A stainless steel pipe schedule 40 is an indispensable resource when it comes to transporting a variety of fluids and gases. It differs from its schedule 80 counterpart primarily by way of its wall thickness, being that it is less stout than the latter. As such, it is considered more economical and manageable to move around.
Boasting remarkable strength and an unequaled resistance to corrosion, stainless steel emerges as the perfect material for production of various pipe schedules. Composed of steel and chromium, this alloy guarantees top-notch quality and robustness, making it a top-choice material for many applications.
The thickness of pipe walls varies, and the three main classifications are 40, 80, and 120. The thinnest pipes with schedule 40 are typically used for jobs needing minimal pressure. Tasks requiring greater compression rely on ships of schedule 80, and the thickest pipes with schedule 120 are reserved for applications that put a huge amount of strain on them.
Pipes are frequently constructed from a selection of materials, chief among them being stainless steel, carbon steel, and alloy steel. Schedules are assigned according to the pipe’s material of origin.
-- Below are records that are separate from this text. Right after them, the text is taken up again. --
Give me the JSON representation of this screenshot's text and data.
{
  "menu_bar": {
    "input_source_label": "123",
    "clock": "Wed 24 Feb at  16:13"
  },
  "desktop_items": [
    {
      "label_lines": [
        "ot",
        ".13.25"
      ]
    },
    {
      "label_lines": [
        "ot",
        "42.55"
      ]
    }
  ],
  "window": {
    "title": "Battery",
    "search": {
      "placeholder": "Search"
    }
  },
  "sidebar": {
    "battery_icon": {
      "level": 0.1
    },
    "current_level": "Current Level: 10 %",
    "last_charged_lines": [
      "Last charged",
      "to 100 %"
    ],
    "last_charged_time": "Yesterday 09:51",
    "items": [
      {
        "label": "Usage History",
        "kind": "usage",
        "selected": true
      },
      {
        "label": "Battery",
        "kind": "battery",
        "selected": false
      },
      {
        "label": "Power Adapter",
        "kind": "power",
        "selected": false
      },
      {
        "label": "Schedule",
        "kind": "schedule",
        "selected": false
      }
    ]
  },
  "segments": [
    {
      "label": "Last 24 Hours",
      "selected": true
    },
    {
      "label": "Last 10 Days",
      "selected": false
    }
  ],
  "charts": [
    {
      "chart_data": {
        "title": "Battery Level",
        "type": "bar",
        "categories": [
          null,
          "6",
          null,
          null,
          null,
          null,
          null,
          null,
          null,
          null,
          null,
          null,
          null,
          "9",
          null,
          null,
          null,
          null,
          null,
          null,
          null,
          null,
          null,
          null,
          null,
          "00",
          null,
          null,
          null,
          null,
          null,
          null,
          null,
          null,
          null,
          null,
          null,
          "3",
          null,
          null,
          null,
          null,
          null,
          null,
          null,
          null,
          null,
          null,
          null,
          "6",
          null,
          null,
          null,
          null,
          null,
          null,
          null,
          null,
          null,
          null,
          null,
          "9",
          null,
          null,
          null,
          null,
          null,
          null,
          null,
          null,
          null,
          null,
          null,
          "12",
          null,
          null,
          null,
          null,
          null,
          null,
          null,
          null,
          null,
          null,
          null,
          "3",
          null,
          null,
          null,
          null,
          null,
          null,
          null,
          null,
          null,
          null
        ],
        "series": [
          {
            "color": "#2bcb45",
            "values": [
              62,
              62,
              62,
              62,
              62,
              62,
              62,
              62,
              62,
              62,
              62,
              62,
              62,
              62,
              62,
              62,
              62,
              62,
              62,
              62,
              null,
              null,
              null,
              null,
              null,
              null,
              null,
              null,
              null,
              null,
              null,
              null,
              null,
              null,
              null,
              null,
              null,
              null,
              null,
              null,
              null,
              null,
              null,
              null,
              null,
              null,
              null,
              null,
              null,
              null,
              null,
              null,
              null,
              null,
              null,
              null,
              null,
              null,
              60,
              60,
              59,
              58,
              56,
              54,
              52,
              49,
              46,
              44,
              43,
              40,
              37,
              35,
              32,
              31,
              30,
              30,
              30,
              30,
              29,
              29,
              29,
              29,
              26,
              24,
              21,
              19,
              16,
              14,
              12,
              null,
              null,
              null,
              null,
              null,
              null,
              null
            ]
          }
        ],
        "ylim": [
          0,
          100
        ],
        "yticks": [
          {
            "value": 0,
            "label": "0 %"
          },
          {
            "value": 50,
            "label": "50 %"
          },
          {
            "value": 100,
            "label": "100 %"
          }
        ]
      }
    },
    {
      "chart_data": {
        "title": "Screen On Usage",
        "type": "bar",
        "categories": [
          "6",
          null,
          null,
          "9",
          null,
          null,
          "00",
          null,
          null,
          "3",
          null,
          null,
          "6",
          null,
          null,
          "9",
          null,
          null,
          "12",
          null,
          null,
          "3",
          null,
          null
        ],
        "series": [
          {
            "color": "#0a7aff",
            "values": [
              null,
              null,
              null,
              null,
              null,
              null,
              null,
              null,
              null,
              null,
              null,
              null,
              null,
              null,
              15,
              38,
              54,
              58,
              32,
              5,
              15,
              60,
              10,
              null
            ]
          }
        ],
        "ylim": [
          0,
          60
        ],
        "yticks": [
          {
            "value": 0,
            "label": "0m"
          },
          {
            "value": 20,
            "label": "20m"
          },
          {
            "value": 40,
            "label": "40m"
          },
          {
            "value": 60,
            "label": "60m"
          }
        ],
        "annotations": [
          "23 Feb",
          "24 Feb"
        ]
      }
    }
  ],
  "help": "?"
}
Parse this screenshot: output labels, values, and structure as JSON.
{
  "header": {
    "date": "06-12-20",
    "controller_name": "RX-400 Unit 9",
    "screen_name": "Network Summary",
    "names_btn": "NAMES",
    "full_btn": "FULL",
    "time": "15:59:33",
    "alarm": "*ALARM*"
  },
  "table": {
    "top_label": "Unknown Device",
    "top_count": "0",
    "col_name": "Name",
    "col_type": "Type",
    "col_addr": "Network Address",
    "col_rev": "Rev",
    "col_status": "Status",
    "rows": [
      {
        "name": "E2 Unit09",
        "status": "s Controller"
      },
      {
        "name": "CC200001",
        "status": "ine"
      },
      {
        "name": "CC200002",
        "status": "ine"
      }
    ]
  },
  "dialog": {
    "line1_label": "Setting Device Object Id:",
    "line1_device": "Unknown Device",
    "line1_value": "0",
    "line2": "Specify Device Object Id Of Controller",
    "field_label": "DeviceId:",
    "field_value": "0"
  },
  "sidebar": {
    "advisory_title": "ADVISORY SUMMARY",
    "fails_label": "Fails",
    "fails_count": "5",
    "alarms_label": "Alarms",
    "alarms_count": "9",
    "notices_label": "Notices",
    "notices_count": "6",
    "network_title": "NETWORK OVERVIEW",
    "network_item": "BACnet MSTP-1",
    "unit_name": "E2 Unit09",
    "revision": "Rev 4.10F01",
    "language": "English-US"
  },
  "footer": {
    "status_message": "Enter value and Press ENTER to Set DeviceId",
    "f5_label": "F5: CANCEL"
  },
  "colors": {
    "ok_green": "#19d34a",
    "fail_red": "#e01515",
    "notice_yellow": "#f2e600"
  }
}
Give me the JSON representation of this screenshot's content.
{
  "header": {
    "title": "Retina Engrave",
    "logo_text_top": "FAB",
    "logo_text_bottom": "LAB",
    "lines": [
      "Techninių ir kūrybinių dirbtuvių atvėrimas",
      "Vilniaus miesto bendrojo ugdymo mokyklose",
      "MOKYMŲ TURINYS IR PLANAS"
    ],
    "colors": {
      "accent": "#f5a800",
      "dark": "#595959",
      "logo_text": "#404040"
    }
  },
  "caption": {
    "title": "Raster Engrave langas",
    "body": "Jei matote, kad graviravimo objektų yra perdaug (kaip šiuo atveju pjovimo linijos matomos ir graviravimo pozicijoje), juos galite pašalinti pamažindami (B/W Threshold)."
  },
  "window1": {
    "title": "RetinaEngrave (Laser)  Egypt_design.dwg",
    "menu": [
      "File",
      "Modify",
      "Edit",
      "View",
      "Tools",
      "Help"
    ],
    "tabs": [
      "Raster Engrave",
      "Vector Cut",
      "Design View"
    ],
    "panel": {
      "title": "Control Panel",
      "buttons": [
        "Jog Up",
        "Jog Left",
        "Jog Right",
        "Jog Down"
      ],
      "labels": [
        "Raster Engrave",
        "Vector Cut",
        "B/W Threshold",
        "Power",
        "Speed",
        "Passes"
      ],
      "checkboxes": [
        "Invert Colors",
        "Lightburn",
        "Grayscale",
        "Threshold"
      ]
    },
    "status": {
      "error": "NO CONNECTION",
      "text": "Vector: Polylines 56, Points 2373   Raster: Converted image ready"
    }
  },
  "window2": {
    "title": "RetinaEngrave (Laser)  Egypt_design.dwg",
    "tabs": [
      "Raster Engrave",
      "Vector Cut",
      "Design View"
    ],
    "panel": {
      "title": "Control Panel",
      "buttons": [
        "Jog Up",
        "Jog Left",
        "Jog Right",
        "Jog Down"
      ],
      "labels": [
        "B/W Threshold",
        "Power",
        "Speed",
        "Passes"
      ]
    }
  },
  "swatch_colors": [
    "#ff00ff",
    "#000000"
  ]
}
An alloy of steel and chromium, known as stainless steel pipes, are the perfect vessel for use in environments dealing with great amounts of pressure and intensity due to their strength and resistance to corrosion.
Typically crafted from a combination of iron and carbon, carbon steel pipes are a more economical alternative to stainless steel pipes and boast a higher level of resistance to corrosion compared to alloy steel pipes.
After combining steel with other metals, alloy steel pipes are the result – and in terms of price, they are quite a substantial investment. However, their resistance to corrosion means that they’re worth the cost, promising long-term reliability that can’t be achieved with other types of pipes.
The diameter of pipes can be classified and defined according to their size, the most commonplace being 1/8″, 1/4″, 3/8″, 1/2″, 3/4″ and 1″.
The wall thickness of any given pipe is determined using pipe schedules. With Schedule 40 pipes being the thinnest, and suitable for use in operations requiring low pressure, moving up in number brings an increase in thickness. A Schedule 80 pipe is thicker and designed for greater pressure, while the thickest of all, the Schedule 120 pipe, is used for very high-pressure functions.
If measured by their purpose, pipes come in four fundamental forms: pipes, fittings, valves, and flanges. These specific types of pipes are the most ubiquitous and generally used.
Fluid and gas transport is managed through the use of pipes, which are categorized in accordance with their diameter and wall thickness.
Fittings that bond pipes together come in various materials and serve a myriad of purposes.
Valves come in various shapes and sizes, all serving a purpose of regulating the flow of liquids and air. Distinguished by their intended use and composition, they are essential elements of circulation control and, in some cases, safety.
Flanges are used to bridge the gap between pipes and other components. These devices come in many varieties, with each able to fulfill a specific purpose and made from different materials.
Post time: 2023-06-28